To maintain the pressure inside the cabin, airlines must closely regulate the air inside. This involves changing the composition of air that we breathe. The air inside airplane cabins is far more dry than the air we breathe when we’re on the ground. In some cases, it’s even drier than certain deserts. In an environment like this, your powers of taste and smell begin to drift away. Scent actually starts to deteriorate the moment you step on a plane, but nosedives once the airplane starts to climb. This makes passengers more dehydrated and dry-mouthed. No one can deny that a glass of lemonade goes great with a meal on a sunny day, but the wine make people choose on an airplane feels thin and more acidic in the air, even if it’s exactly the same as the one you had before take-off.
The Pressure Inside the Cabin is Lower Than on the Ground
Although the cabin is pressurized to mimic the air pressure you would feel on the ground, it’s still less than you would experience at sea level. A passenger’s bodily fluids will move upwards and the nasal cavities swell. The swelling messes with our taste buds, making the food taste unappealing. You might know how dining in such conditions feel, since we’ve all fought colds in the past. A sick person is far from the best judge of food quality.
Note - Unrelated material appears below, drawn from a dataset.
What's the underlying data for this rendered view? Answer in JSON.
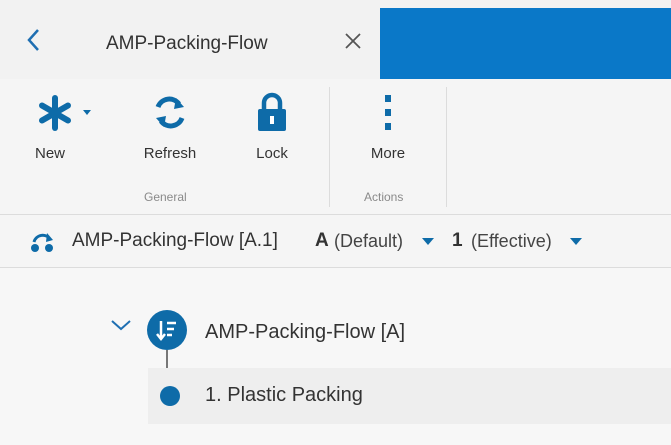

Additionally, researchers discovered that the lower temperature and air pressure on an airplane both make it harder to detect odorants, which are airborne molecules that stimulate the nose’s sensory cells and play an important role in the tasting process. Essentially, it’s harder to smell on an airplane, so it’s also harder to taste.
The Noise Levels are High During Air Travel
Flight noises include vibrations from the air striking the hull, as well as the roaring of the engines and winds. These collectively produce a rather constant ‘noise’ that can be as loud as 85 decibels, which is equivalent to city traffic. It might seem like a weird reason for food to taste bland, but researchers have found that loud noises inhibit our ability to appreciate sweet flavors. On the other hand, noise does help us to appreciate something called ‘Umami’. Umami is found in tomatoes and other hearty, rich or meaty foods, so at least tomatoes taste better during flight!
In fact, in 2008, staff at Lufthansa noticed that passengers were drinking as much tomato juice as beer on flights – a shocking discovery for a German airline, since Germans traditionally love beer. 48 participants sampled tastes in both a quiet room and one made to sound like an airplane cabin. Each volunteer rated the foods for flavor and stated how much they liked them. Background noise led to the foods being rated less salty or sweet. They were also perceived as more crunchy. Researchers concluded that the “plane cabin” inhibited people’s ability to taste sweet flavors.
The Method of Food Production is Different
Okay, so maybe not all of this is your fault. Bad food can’t be blamed solely on the in-cabin conditions too. It’s also possible that the food is actually bad. Preparing and serving tasty food for a few hundred people above the clouds is not an easy task. Due to food safety standards, all meals must be cooked on the ground, which demands that the food be robust. Such requirements for mass production definitely ties down the Chef’s hands. The final product might not be similar to what they envisioned, as the food they prepare goes through plenty of hardships before consumption.
After the food is prepared, it’s chilled and stored until it’s time to load it onto a truck and, finally, onto the plane where it’s served to passengers, possibly hours later. Food deterioration after heating it once can’t be denied. Non-vegetarian food often becomes dry and tough.
What can be done?
Basically, we can’t use the same recipes for airline meals that we would use on the ground, but that doesn’t mean meals served on airplanes can’t taste just as good. Apparently, chefs have been trying to master the art and science of adapting recipes to changes in how food tastes at high altitudes. For example, meals served in first-class are prepared differently. They are prepared in a manner that takes the re-heating process into account so they’re not overcooked.
Since sweet and salty foods suffer the most, airlines have begun to add more salt and spice during preparation to give their food some added vigor. Although this service is limited to first-class passengers, everyone needs to be patient until better solutions for mass food production are found that take into account all the changes that happen when we fly. Until then, keep in mind that food flavors like cardamom, curry and lemongrass taste especially good at cruising heights!